The Comprehensive Environmental Response, Compensation and Liability Act (CERCLA), commonly referred to as the Superfund law, directed the United States Environmental Protection Agency (EPA) to create a list of the country’s most hazardous waste sites. Sites are proposed to be placed on this “National Priorities List” (or NPL as it is known to environmental law professionals) if they exceed a certain risk score, or Hazard Ranking, and added to the List if the ranking is confirmed after a formal notice-and-comment process. A detailed set of regulations called the National Contingency Plan (NCP) governs how sites placed on the NPL will be investigated, alternative remedies evaluated, and a final remedy selected and then implemented. The NPL, the NCP, and various EPA guidance memoranda have established what practitioners acknowledge is an imperfect but generally workable process in which EPA and states work with potentially liable parties to manage cleanups at NPL sites.
Continue Reading EPA’s Superfund “Emphasis List” : Some New Questions

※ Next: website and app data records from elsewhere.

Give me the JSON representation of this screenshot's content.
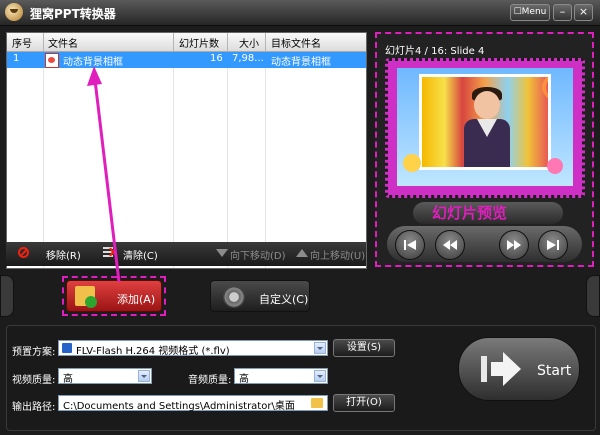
{
  "window": {
    "title": "狸窝PPT转换器",
    "menu_label": "Menu",
    "minimize": "–",
    "close": "×"
  },
  "list": {
    "columns": [
      "序号",
      "文件名",
      "幻灯片数",
      "大小",
      "目标文件名"
    ],
    "rows": [
      {
        "index": "1",
        "filename": "动态背景相框",
        "slides": "16",
        "size": "7,98...",
        "target": "动态背景相框"
      }
    ]
  },
  "list_toolbar": {
    "remove": "移除(R)",
    "clear": "清除(C)",
    "move_down": "向下移动(D)",
    "move_up": "向上移动(U)"
  },
  "preview": {
    "slide_label": "幻灯片4 / 16: Slide 4",
    "caption": "幻灯片预览"
  },
  "actions": {
    "add": "添加(A)",
    "custom": "自定义(C)"
  },
  "settings": {
    "preset_label": "预置方案:",
    "preset_value": "FLV-Flash H.264 视频格式 (*.flv)",
    "settings_button": "设置(S)",
    "video_quality_label": "视频质量:",
    "video_quality_value": "高",
    "audio_quality_label": "音频质量:",
    "audio_quality_value": "高",
    "output_path_label": "输出路径:",
    "output_path_value": "C:\\Documents and Settings\\Administrator\\桌面",
    "open_button": "打开(O)"
  },
  "start": {
    "label": "Start"
  },
  "colors": {
    "highlight": "#e01ebe",
    "selected_row": "#3399ff",
    "add_button": "#c62828"
  }
}
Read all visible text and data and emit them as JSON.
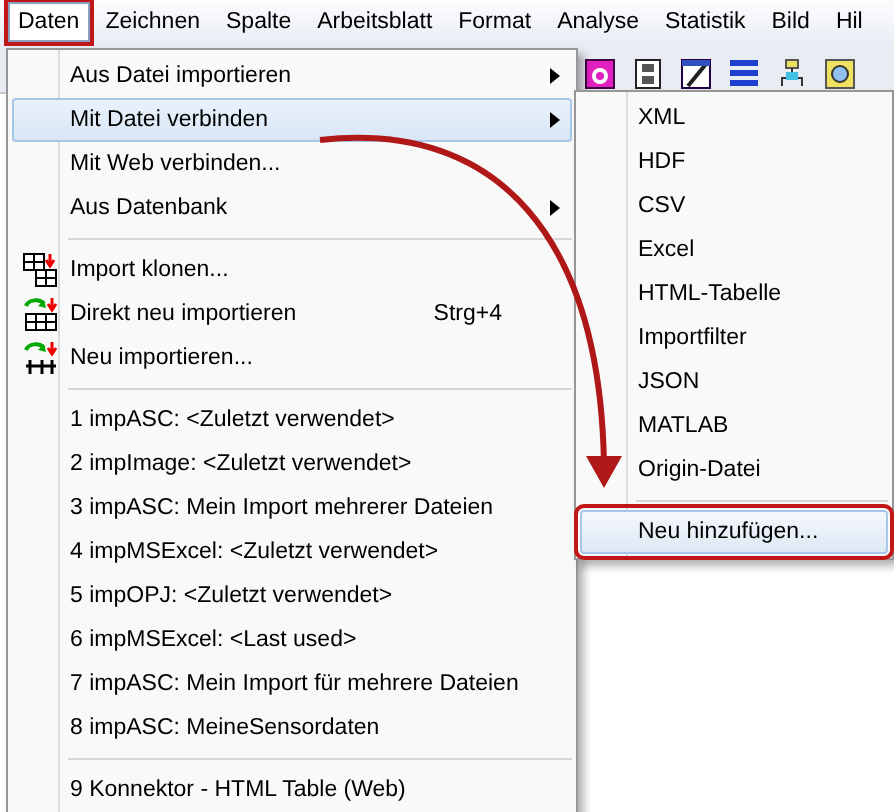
{
  "menubar": [
    {
      "label": "Daten",
      "selected": true,
      "annotated": true
    },
    {
      "label": "Zeichnen",
      "selected": false,
      "annotated": false
    },
    {
      "label": "Spalte",
      "selected": false,
      "annotated": false
    },
    {
      "label": "Arbeitsblatt",
      "selected": false,
      "annotated": false
    },
    {
      "label": "Format",
      "selected": false,
      "annotated": false
    },
    {
      "label": "Analyse",
      "selected": false,
      "annotated": false
    },
    {
      "label": "Statistik",
      "selected": false,
      "annotated": false
    },
    {
      "label": "Bild",
      "selected": false,
      "annotated": false
    },
    {
      "label": "Hil",
      "selected": false,
      "annotated": false
    }
  ],
  "menu": {
    "items": [
      {
        "kind": "item",
        "label": "Aus Datei importieren",
        "has_submenu": true,
        "selected": false
      },
      {
        "kind": "item",
        "label": "Mit Datei verbinden",
        "has_submenu": true,
        "selected": true
      },
      {
        "kind": "item",
        "label": "Mit Web verbinden...",
        "has_submenu": false,
        "selected": false
      },
      {
        "kind": "item",
        "label": "Aus Datenbank",
        "has_submenu": true,
        "selected": false
      },
      {
        "kind": "separator"
      },
      {
        "kind": "tool",
        "label": "Import klonen...",
        "has_submenu": false,
        "selected": false
      },
      {
        "kind": "tool",
        "label": "Direkt neu importieren",
        "shortcut": "Strg+4",
        "has_submenu": false,
        "selected": false
      },
      {
        "kind": "tool",
        "label": "Neu importieren...",
        "has_submenu": false,
        "selected": false
      },
      {
        "kind": "separator"
      },
      {
        "kind": "item",
        "label": "1 impASC: <Zuletzt verwendet>",
        "has_submenu": false,
        "selected": false
      },
      {
        "kind": "item",
        "label": "2 impImage: <Zuletzt verwendet>",
        "has_submenu": false,
        "selected": false
      },
      {
        "kind": "item",
        "label": "3 impASC: Mein Import mehrerer Dateien",
        "has_submenu": false,
        "selected": false
      },
      {
        "kind": "item",
        "label": "4 impMSExcel: <Zuletzt verwendet>",
        "has_submenu": false,
        "selected": false
      },
      {
        "kind": "item",
        "label": "5 impOPJ: <Zuletzt verwendet>",
        "has_submenu": false,
        "selected": false
      },
      {
        "kind": "item",
        "label": "6 impMSExcel: <Last used>",
        "has_submenu": false,
        "selected": false
      },
      {
        "kind": "item",
        "label": "7 impASC: Mein Import für mehrere Dateien",
        "has_submenu": false,
        "selected": false
      },
      {
        "kind": "item",
        "label": "8 impASC: MeineSensordaten",
        "has_submenu": false,
        "selected": false
      },
      {
        "kind": "separator"
      },
      {
        "kind": "item",
        "label": "9 Konnektor - HTML Table (Web)",
        "has_submenu": false,
        "selected": false
      }
    ]
  },
  "submenu": {
    "items": [
      {
        "kind": "item",
        "label": "XML",
        "selected": false,
        "annotated": false
      },
      {
        "kind": "item",
        "label": "HDF",
        "selected": false,
        "annotated": false
      },
      {
        "kind": "item",
        "label": "CSV",
        "selected": false,
        "annotated": false
      },
      {
        "kind": "item",
        "label": "Excel",
        "selected": false,
        "annotated": false
      },
      {
        "kind": "item",
        "label": "HTML-Tabelle",
        "selected": false,
        "annotated": false
      },
      {
        "kind": "item",
        "label": "Importfilter",
        "selected": false,
        "annotated": false
      },
      {
        "kind": "item",
        "label": "JSON",
        "selected": false,
        "annotated": false
      },
      {
        "kind": "item",
        "label": "MATLAB",
        "selected": false,
        "annotated": false
      },
      {
        "kind": "item",
        "label": "Origin-Datei",
        "selected": false,
        "annotated": false
      },
      {
        "kind": "separator"
      },
      {
        "kind": "item",
        "label": "Neu hinzufügen...",
        "selected": true,
        "annotated": true
      }
    ]
  }
}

On May 18, the DC Circuit vacated a decision by EPA to place an Indianapolis site on the National Priorities List because the agency had ignored evidence contradicting facts underlying its listing decision. Although it is rare for a court to overturn an NPL listing, the case is a reminder that an administrative rulemaking must be based on substantial evidence, even when the agency has substantial discretion to evaluate the factual record.
Continue Reading Genuine Surprise: DC Circuit Overturns NPL Listing Decision

New chemicals of concern, new scientific and technical developments, newly discovered wastes, or natural disasters can add up to new CERCLA liabilities. When the Comprehensive Environmental Response Compensation and Liability Act (“CERCLA”) was passed in 1980, it did not address the finality of judgments and settlements for the cleanup of contaminated sites. Some early settlements with EPA provided a complete release from all future CERCLA liability, but that later changed when the United States Environmental Protection Agency (“EPA”) began to limit the scope of covenants not to sue to specified “matters covered” by the settlement. The 1986 CERCLA amendments in section 122(f)(6), 42 U.S.C. § 9622(f)(6)(1) permanently made the change to require “reopeners” in all but a few limited circumstances.
Continue Reading Reopened CERCLA Liability: New Causes for Concern?

The stakes are high for anyone facing environmental liability in the wake of superstorms like Hurricanes Katrina, Sandy, Harvey, Irma, and Maria. If you are among the parties potentially liable for the costs to clean up a release of oil or hazardous substances caused by a major storm event, you may be thinking about a possible “act of God” defense.  You may want to think again. In practice, the availability of this defense has proved elusive.  It is still a good idea, however,  to minimize risk in planning for the next “big one.”  Ultimately, advance actions taken to avoid or mitigate the impacts of natural disasters may be the difference between being excused from or being saddled with cleanup liability.
Continue Reading Viability of the “Act of God” Defense in a Superstorm World

The Superfund program is much criticized for good reason on many grounds. It takes too long to investigate sites and decide on the appropriate cleanup. The costs for investigation and cleanup actions are excessive. The process is seemingly never-ending as contaminated sites languish on the National Priorities List for decades.

Streamlining the process is a worthwhile goal, but equally important would be reforms to promote remedy decisions that take account of the fact the resources are not unlimited. Money spent on cleanup is not available for another purpose. Unfortunately, because of its single-minded focus on often remote human health and ecological risks associated with exposures to chemical contaminants (usually based on highly conservative exposure assumptions), the Superfund program drives a lot of resources to cleanup that likely would be better allocated to another use.


Continue Reading Can Superfund Be Reformed to Reduce the Misallocation of Resources?